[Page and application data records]
□ □ □ □ □ □ □

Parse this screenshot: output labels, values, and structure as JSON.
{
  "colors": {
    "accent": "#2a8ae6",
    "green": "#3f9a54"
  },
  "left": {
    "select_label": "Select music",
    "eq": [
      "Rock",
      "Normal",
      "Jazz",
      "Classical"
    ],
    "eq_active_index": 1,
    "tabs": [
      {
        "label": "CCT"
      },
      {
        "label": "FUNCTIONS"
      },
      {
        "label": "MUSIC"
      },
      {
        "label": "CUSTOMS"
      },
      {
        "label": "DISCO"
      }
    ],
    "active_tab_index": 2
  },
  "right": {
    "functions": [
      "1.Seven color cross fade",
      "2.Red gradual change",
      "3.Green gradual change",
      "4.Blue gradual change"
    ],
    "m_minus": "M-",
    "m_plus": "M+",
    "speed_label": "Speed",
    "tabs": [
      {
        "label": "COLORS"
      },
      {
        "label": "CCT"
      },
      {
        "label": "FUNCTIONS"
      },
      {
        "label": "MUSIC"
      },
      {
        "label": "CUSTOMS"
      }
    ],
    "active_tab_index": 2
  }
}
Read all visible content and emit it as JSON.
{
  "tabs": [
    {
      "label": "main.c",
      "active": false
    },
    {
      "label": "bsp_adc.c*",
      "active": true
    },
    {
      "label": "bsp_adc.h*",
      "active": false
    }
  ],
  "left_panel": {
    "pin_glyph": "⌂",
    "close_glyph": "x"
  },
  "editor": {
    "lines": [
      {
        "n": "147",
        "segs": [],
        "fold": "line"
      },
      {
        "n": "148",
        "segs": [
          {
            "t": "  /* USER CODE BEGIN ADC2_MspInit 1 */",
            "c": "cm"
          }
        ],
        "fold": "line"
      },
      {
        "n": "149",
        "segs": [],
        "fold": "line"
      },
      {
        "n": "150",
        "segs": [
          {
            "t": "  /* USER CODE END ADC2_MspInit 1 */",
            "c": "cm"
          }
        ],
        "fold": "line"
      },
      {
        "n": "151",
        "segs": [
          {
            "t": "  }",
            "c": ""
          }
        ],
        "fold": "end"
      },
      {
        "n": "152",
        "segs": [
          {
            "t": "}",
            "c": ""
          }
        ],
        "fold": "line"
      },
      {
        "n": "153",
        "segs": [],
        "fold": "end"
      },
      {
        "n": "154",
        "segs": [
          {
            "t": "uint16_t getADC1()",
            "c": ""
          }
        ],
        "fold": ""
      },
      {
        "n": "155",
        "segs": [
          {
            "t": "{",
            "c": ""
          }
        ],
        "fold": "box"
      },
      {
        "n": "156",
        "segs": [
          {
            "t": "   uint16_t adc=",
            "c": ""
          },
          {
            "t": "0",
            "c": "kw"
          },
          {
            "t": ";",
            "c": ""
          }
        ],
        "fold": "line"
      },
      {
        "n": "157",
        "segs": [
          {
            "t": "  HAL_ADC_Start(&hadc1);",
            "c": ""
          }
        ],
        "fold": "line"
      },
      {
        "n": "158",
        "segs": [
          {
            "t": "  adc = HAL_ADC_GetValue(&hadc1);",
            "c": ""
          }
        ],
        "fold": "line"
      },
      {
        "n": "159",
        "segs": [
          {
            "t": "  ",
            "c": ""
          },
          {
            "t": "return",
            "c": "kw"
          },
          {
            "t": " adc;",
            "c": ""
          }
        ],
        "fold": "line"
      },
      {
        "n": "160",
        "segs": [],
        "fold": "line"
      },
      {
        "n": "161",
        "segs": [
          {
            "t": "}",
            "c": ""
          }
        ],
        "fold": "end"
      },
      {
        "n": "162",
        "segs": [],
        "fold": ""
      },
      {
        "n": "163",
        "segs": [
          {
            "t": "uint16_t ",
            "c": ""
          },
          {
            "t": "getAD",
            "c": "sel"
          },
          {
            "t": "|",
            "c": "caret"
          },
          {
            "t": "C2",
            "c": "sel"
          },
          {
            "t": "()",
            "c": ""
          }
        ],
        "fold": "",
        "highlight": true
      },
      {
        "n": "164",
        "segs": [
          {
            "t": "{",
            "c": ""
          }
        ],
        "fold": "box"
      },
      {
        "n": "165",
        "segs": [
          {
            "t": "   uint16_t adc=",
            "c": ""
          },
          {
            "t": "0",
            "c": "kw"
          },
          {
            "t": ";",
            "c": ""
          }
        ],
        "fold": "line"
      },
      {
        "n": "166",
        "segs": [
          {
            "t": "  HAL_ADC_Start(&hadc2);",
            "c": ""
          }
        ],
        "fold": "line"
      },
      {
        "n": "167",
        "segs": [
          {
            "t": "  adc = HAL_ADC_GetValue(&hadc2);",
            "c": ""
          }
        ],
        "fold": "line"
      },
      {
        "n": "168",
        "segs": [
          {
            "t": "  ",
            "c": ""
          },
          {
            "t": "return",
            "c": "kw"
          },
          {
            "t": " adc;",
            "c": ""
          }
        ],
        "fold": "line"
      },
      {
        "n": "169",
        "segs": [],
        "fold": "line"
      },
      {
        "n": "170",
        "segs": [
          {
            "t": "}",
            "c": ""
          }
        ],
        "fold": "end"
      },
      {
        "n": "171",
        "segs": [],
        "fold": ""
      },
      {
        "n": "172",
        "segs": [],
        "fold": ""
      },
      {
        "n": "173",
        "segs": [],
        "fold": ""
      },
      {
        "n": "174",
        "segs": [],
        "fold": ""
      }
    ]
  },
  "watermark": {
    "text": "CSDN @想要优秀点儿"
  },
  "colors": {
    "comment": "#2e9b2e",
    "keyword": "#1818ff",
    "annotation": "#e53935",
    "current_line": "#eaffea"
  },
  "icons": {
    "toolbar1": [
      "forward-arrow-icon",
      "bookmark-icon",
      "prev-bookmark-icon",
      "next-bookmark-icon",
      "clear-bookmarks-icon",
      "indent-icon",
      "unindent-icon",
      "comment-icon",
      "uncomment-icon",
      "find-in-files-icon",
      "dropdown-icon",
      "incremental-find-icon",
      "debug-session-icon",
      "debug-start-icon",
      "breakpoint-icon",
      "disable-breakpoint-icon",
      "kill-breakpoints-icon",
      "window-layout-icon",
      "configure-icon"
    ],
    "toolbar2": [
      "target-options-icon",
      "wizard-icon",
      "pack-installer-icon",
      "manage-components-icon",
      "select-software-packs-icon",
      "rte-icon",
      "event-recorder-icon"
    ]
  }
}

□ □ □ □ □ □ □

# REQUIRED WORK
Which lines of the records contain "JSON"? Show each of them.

# ANSWER SECTION
Parse this screenshot: output labels, values, and structure as JSON.
Read all visible content and emit it as JSON.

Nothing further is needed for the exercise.